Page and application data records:
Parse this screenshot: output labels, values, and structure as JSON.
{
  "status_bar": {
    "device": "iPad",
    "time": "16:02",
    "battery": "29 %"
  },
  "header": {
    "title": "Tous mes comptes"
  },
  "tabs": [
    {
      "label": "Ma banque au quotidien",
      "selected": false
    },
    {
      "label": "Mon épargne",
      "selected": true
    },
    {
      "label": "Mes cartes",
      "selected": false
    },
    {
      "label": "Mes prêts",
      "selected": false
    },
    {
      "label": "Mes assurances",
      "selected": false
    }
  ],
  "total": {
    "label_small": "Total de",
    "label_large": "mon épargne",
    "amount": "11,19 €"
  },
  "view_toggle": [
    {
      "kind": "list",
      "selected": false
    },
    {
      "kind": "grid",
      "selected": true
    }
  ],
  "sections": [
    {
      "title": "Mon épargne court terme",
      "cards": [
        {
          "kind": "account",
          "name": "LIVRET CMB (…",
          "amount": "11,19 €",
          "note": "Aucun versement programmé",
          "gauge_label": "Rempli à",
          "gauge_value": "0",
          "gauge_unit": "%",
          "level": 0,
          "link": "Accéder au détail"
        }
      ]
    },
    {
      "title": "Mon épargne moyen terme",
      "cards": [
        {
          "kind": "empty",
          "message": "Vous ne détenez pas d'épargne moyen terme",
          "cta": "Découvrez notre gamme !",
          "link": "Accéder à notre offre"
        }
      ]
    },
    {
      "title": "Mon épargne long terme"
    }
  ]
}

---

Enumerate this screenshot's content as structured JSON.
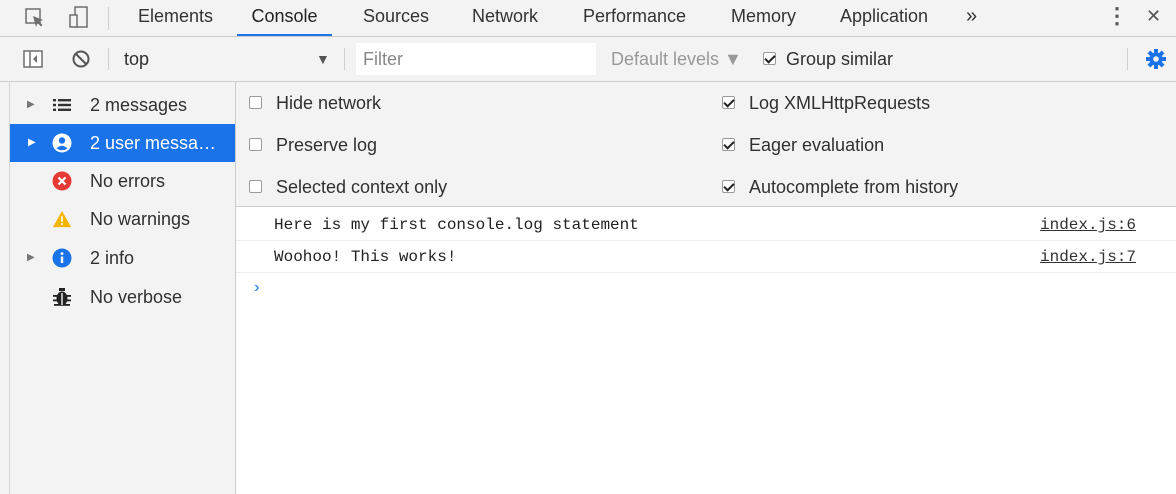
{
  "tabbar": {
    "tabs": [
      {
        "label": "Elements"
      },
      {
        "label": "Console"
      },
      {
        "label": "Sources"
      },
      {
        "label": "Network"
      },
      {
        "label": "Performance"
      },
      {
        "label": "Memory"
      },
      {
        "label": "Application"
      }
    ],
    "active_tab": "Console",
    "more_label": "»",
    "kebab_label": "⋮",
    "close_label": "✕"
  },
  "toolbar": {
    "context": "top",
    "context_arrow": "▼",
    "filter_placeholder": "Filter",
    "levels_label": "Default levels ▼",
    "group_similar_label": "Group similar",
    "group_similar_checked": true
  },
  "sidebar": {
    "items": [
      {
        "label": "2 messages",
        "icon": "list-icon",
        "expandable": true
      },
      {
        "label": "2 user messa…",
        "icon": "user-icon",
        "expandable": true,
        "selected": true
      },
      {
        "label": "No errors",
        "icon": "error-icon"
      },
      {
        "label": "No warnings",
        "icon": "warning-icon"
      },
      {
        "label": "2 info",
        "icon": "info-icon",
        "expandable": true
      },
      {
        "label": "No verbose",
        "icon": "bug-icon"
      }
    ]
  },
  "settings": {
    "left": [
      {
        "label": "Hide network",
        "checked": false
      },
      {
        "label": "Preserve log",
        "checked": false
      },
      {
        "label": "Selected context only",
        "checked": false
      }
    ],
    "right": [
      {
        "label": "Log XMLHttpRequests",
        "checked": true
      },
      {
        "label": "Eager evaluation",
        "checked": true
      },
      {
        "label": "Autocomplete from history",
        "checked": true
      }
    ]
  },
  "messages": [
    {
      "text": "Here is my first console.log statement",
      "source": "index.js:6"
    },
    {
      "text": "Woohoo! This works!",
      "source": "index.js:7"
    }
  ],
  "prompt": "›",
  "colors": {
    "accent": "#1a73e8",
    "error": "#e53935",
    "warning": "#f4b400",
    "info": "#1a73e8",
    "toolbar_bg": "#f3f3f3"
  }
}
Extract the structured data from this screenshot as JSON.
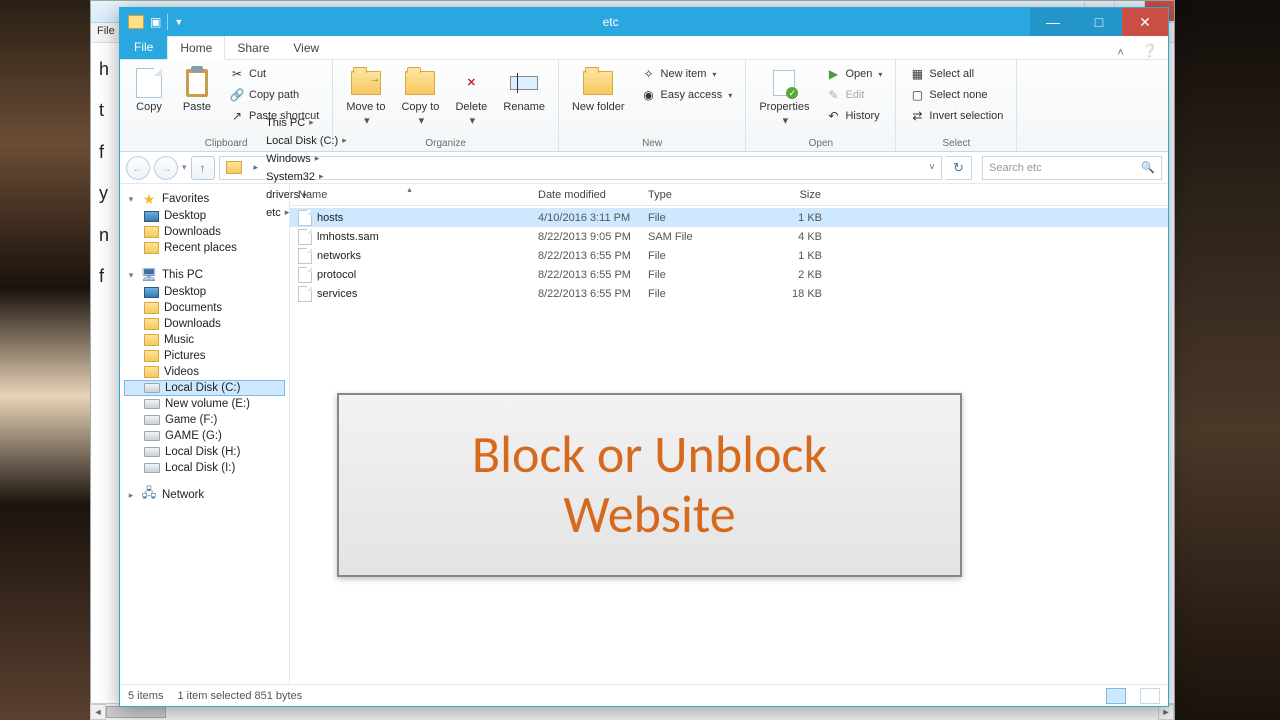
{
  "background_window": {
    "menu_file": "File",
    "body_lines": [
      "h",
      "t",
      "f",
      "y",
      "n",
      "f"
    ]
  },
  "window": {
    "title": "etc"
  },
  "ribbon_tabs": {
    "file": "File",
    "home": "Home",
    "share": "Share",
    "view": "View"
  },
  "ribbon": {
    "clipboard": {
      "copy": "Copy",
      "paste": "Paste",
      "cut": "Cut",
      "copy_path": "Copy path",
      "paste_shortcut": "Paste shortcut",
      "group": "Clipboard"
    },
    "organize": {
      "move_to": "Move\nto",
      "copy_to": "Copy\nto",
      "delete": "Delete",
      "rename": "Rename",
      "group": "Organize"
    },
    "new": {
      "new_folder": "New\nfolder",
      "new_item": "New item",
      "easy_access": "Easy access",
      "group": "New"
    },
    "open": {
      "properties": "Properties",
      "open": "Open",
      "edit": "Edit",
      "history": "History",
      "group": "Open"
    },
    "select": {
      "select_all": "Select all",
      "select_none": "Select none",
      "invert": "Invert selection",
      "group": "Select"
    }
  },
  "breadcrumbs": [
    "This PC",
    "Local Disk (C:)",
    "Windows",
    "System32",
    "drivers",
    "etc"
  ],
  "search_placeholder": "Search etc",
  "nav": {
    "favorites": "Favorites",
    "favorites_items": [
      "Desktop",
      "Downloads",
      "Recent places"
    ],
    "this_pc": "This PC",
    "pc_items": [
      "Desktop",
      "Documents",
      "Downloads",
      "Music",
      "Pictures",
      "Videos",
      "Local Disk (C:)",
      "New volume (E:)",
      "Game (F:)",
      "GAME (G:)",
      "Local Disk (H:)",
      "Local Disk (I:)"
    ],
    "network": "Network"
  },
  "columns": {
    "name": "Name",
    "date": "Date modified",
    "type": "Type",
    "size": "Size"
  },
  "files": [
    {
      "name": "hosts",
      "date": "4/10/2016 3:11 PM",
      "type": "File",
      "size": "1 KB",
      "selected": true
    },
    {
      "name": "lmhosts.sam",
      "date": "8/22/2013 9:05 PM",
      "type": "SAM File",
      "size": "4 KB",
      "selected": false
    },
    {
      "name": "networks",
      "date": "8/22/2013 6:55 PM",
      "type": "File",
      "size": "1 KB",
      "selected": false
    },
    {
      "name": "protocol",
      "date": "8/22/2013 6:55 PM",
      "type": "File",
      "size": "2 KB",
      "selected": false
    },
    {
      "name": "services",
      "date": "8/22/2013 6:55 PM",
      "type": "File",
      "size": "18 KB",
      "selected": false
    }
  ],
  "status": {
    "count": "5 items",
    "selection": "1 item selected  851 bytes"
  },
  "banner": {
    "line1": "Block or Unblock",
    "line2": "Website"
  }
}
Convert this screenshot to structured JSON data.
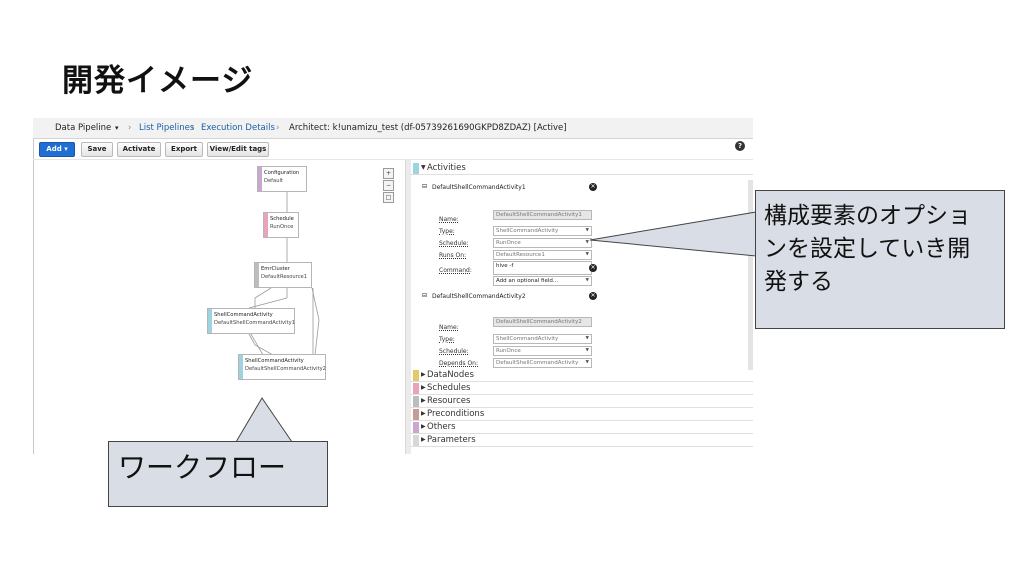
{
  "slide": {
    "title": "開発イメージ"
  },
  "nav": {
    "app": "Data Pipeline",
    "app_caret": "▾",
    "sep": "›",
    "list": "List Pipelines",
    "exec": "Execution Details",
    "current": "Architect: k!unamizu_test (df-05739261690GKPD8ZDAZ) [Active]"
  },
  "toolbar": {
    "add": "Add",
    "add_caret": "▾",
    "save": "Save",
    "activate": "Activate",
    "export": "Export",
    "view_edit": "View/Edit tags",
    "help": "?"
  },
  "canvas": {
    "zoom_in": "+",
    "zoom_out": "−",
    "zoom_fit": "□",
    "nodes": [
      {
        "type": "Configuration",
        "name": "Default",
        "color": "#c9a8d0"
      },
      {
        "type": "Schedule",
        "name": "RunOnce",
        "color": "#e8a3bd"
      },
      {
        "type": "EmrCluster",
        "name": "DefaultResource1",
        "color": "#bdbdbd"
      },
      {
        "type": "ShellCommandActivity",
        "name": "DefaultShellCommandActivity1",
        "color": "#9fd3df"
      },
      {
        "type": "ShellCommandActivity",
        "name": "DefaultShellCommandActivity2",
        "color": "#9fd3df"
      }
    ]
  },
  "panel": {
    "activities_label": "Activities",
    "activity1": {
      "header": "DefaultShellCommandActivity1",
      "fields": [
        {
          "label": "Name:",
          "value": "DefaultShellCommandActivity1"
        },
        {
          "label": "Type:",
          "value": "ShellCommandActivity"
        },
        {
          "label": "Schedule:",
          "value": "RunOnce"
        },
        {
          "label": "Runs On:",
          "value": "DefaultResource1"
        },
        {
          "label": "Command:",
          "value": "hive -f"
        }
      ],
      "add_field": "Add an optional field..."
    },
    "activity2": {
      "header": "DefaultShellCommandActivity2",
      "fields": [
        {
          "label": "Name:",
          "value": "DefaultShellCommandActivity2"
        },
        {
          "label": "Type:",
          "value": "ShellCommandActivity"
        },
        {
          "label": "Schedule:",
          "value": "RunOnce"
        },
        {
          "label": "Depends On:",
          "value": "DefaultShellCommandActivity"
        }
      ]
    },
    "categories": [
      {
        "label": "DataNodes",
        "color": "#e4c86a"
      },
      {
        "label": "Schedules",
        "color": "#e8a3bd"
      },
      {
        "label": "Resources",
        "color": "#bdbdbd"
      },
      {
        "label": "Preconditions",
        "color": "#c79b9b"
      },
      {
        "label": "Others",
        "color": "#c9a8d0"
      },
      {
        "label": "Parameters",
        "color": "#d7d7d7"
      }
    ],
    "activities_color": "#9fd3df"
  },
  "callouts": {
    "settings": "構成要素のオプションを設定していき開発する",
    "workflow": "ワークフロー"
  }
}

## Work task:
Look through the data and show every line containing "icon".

## Expected output:
        "icon": "list-icon",
        "icon": "user-icon",
        "icon": "error-icon"
        "icon": "warning-icon"
        "icon": "info-icon",
        "icon": "bug-icon"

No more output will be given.